"You can't do that these days," he said. "Too many liabilities."
Halloween is like Christmas, Emrich mused, a magical holiday that can make one feel young again.
Jesse D. Watson/MDN
Though Tracy Emrich hopes to have much in place after this weekend, the spectacle in total is reserved solely for the night of Oct. 31, tiki torches and all.
After having been overseas in the U.S. Air Force, Emrich; his wife, Sharon; and their daughter, Kathy, now 22, came to Minot and fell in love with the town, but it was during their 14 years abroad that they decided they wanted to do something special for Halloween upon returning to the U.S. It's now become a part of life annually for the Emrich house since 2002, despite the harrowing snow we sometimes have for All Hallow's Eve.
"The kids that braved it ended up with a lot of candy," he said, with a festive twinkle in his voice reminiscent more of Father Christmas than The Great Pumpkin.
Unfortunately, the high winds prevent Emrich from going to the lengths he'd prefer. "I'd like to do animatronics," he mulled.
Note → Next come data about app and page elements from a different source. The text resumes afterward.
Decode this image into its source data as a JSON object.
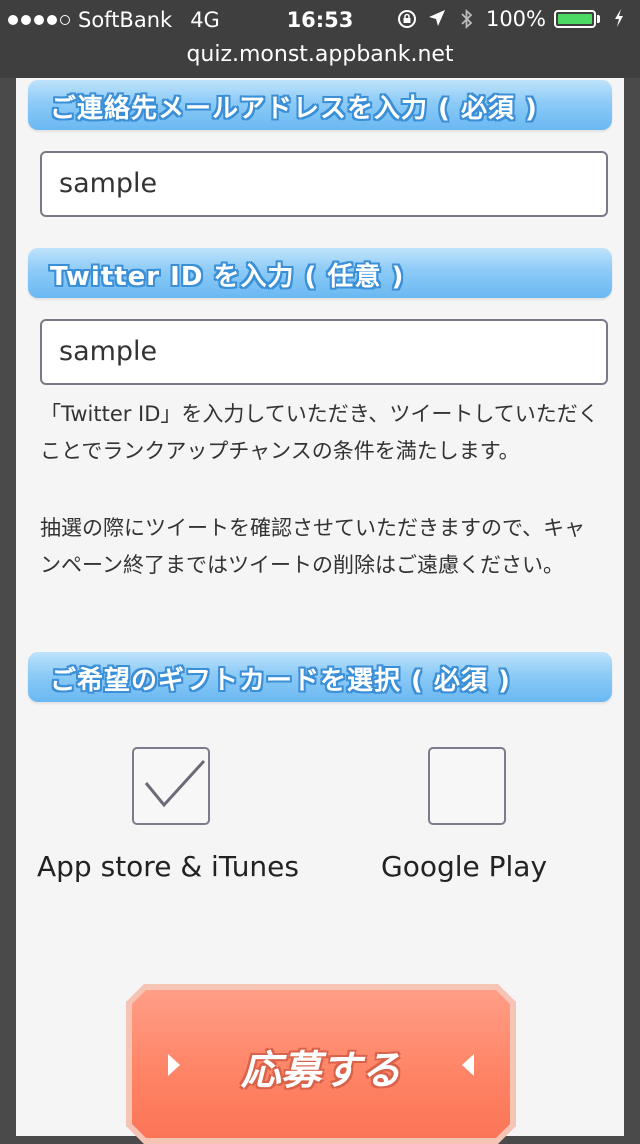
{
  "status_bar": {
    "carrier": "SoftBank",
    "network": "4G",
    "time": "16:53",
    "battery": "100%",
    "battery_color": "#4cd964",
    "icons": [
      "rotation-lock-icon",
      "location-arrow-icon",
      "bluetooth-icon",
      "battery-icon",
      "charging-icon"
    ]
  },
  "browser": {
    "url": "quiz.monst.appbank.net"
  },
  "form": {
    "email_header": "ご連絡先メールアドレスを入力 ( 必須 )",
    "email_value": "sample",
    "twitter_header": "Twitter ID を入力 ( 任意 )",
    "twitter_value": "sample",
    "note1": "「Twitter ID」を入力していただき、ツイートしていただくことでランクアップチャンスの条件を満たします。",
    "note2": "抽選の際にツイートを確認させていただきますので、キャンペーン終了まではツイートの削除はご遠慮ください。",
    "gift_header": "ご希望のギフトカードを選択 ( 必須 )",
    "options": [
      {
        "label": "App store & iTunes",
        "checked": true
      },
      {
        "label": "Google Play",
        "checked": false
      }
    ],
    "submit_label": "応募する"
  },
  "colors": {
    "header_blue": "#8ccbf7",
    "submit_orange": "#ff8264",
    "page_bg": "#f5f5f5"
  }
}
He's got some new surprises in store for next year, though. "I'm going to buy some Christmas lights and rewire them. I'd love to do a real light and sound show."
Emrich dresses himself in full regalia yearly, enlisting the help of a buddy to hand out candy. Emrich is then free to enjoy the night, frightening adults and children. "I don't scare the little kids," he said, "because that would be wrong. I stand as still as just another decoration." Teenagers, however, are fair game. "I like the challenge."
While the Emrich Halloween display is not yet finished, he plans to have much done after this weekend; however, it will not be in its full glory until Halloween Night. Tiki torches, gravestones, groundbreakers, ghostly couples, skeletons, zombies, vampire flamingos and Death himself will greet visitors.
Viewers and trick-or-treaters are strongly encouraged, as the Emrichs hope to have an even bigger turn-out this year. It will be impossible to miss on the 1600 block of 1st St. SE.